Data items:

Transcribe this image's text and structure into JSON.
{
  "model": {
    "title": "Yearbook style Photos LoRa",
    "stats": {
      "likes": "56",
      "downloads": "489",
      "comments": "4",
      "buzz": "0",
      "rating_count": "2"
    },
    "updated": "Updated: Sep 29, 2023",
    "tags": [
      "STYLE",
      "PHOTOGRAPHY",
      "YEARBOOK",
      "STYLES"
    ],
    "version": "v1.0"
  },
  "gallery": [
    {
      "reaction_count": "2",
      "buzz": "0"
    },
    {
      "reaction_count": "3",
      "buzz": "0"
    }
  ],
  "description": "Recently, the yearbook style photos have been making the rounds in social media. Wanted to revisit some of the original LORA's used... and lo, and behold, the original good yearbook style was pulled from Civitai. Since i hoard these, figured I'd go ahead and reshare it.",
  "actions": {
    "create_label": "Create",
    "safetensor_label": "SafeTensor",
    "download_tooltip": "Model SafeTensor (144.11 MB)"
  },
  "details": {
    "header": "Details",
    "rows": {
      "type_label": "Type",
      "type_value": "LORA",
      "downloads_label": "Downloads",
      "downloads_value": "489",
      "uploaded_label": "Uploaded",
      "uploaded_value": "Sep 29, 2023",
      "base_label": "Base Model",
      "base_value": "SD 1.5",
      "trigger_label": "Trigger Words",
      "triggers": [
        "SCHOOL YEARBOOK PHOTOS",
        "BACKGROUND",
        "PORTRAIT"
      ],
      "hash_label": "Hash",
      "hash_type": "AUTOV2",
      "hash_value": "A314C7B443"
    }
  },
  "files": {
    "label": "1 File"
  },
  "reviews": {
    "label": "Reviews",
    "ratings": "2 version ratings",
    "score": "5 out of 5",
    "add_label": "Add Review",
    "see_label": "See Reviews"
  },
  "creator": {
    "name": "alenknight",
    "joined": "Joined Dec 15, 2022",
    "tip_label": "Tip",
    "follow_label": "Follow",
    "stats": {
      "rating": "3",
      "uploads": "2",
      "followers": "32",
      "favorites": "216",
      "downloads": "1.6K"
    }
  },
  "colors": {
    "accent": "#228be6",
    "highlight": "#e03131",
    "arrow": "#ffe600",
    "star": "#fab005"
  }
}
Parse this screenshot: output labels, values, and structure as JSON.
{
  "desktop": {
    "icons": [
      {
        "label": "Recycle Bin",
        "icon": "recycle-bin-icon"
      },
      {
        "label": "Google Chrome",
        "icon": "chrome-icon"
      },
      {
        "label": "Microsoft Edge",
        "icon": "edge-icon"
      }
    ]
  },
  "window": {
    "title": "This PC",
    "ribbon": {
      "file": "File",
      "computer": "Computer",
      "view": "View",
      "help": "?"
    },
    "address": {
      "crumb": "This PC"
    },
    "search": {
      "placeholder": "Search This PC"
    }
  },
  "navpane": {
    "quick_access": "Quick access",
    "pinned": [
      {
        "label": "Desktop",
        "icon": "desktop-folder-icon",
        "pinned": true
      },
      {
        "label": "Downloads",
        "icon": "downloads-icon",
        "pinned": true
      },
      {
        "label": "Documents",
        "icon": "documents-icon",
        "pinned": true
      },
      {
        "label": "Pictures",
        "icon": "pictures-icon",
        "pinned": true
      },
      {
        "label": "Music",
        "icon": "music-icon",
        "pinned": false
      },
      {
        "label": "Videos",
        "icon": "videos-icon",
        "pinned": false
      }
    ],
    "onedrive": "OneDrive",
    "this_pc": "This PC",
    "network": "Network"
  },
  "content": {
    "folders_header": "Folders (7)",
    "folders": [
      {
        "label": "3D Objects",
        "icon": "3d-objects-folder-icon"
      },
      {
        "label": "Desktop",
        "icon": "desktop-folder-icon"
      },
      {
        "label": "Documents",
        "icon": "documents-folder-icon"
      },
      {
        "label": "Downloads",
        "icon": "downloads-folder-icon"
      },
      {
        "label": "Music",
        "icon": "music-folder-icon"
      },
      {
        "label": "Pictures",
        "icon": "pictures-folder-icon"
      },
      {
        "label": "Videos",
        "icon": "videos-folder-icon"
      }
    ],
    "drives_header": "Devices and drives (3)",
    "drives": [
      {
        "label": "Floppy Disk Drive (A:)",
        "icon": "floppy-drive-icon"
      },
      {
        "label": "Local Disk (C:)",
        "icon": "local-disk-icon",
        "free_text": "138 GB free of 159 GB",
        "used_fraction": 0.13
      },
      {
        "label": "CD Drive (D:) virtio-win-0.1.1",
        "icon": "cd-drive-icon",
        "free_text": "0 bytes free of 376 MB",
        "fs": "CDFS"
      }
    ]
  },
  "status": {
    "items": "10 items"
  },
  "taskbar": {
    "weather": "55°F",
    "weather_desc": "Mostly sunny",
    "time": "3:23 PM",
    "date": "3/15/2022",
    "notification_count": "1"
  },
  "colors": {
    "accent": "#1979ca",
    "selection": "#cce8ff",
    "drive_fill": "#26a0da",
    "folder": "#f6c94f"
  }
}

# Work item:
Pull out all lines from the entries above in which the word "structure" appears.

# Expected answer:
Transcribe this image's text and structure into JSON.
Parse this screenshot: output labels, values, and structure as JSON.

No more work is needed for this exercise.